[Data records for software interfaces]
-.-.-

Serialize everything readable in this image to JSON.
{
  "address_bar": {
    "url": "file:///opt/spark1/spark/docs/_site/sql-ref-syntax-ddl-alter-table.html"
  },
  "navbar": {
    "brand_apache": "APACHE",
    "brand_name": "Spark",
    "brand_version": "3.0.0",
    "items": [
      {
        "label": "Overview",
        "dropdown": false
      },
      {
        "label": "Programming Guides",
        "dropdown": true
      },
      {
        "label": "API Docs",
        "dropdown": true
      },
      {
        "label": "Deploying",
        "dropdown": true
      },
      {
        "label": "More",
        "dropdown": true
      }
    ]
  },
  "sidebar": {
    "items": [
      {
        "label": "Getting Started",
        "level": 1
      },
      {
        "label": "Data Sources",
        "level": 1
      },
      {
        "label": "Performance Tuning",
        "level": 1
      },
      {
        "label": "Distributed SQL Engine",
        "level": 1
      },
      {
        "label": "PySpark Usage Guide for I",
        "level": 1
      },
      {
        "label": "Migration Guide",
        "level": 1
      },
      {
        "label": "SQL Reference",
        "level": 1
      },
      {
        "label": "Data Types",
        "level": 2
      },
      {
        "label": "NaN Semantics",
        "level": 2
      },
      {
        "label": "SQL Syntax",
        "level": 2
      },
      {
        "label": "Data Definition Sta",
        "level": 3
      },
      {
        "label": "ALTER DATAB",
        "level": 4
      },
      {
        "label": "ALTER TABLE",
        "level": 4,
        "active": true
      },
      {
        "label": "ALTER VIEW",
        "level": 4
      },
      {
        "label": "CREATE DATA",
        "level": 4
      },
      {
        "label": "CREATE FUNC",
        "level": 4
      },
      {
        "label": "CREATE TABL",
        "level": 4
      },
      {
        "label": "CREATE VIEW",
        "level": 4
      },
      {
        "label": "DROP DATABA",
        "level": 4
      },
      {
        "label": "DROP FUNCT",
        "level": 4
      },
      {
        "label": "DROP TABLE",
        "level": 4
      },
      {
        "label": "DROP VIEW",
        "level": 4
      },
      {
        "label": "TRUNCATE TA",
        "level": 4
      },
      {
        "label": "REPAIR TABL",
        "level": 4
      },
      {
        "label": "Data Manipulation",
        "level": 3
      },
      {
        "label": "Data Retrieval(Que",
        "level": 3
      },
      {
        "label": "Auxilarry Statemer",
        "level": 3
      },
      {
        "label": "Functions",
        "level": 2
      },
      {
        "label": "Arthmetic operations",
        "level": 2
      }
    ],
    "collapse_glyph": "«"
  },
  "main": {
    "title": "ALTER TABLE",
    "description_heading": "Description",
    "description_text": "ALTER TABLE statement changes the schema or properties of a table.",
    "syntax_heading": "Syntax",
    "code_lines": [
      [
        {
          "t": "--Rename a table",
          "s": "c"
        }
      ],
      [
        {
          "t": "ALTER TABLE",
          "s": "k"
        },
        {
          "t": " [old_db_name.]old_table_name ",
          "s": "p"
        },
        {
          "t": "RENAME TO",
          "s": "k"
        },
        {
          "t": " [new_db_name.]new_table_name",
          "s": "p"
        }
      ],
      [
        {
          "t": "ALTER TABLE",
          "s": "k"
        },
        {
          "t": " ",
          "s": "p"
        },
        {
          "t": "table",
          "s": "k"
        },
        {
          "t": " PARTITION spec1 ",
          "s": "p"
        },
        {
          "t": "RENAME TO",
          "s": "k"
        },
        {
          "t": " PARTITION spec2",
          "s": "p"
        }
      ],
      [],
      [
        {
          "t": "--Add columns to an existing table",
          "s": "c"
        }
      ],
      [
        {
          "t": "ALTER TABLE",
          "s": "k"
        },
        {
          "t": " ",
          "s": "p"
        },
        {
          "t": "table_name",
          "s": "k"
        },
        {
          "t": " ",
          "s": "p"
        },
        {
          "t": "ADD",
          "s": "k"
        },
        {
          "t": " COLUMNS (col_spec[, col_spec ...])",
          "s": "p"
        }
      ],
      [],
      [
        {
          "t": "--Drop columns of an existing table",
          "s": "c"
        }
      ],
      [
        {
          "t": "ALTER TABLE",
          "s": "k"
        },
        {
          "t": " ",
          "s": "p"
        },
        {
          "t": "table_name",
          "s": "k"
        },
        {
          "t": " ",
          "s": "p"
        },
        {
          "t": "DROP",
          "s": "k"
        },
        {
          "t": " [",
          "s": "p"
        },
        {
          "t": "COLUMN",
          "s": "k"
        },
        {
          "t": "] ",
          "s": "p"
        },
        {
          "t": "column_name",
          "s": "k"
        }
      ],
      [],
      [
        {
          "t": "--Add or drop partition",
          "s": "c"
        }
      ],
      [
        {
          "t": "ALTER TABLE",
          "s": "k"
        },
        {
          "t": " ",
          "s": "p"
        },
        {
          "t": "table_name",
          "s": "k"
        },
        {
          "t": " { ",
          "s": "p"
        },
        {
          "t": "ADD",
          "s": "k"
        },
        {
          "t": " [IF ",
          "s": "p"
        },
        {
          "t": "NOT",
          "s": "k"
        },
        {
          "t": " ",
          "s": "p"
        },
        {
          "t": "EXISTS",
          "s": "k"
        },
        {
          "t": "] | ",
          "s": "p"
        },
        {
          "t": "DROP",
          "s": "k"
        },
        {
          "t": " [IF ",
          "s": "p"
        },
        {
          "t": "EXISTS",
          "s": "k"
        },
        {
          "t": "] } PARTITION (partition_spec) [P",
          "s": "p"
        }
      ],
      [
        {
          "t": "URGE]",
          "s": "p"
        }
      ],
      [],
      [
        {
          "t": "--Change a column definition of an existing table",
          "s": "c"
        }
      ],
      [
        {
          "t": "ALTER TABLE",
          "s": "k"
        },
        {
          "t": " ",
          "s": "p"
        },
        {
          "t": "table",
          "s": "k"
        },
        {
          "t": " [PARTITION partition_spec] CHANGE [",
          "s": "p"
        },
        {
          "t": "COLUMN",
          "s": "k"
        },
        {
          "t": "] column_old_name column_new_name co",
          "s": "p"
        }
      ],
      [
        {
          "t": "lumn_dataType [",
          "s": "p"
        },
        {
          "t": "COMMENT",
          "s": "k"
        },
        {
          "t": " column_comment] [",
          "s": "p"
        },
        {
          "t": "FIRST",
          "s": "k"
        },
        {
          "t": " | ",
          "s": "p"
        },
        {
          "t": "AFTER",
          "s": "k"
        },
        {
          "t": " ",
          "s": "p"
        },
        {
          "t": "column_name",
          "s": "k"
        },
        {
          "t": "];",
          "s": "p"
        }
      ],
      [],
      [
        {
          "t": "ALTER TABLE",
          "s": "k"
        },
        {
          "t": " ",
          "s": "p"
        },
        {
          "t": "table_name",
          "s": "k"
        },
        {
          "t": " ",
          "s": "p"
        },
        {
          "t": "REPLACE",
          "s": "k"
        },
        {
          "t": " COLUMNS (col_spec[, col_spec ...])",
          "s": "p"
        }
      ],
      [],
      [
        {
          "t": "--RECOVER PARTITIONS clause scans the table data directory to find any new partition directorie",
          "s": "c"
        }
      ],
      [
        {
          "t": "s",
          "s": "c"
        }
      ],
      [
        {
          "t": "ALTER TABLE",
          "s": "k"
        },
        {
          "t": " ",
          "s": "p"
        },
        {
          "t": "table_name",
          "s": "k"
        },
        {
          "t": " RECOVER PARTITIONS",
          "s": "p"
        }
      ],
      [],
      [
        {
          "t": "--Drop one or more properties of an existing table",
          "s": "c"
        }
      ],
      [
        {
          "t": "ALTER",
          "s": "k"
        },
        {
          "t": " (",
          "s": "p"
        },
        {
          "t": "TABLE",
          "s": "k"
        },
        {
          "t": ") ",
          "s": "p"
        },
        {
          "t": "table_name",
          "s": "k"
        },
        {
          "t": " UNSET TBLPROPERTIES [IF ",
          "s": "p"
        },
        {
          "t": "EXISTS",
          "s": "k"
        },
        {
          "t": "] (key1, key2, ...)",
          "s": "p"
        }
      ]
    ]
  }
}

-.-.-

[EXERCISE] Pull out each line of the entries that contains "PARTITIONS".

[EXERCISE SOLUTION]
          "t": "--RECOVER PARTITIONS clause scans the table data directory to find any new partition directorie",
          "t": " RECOVER PARTITIONS",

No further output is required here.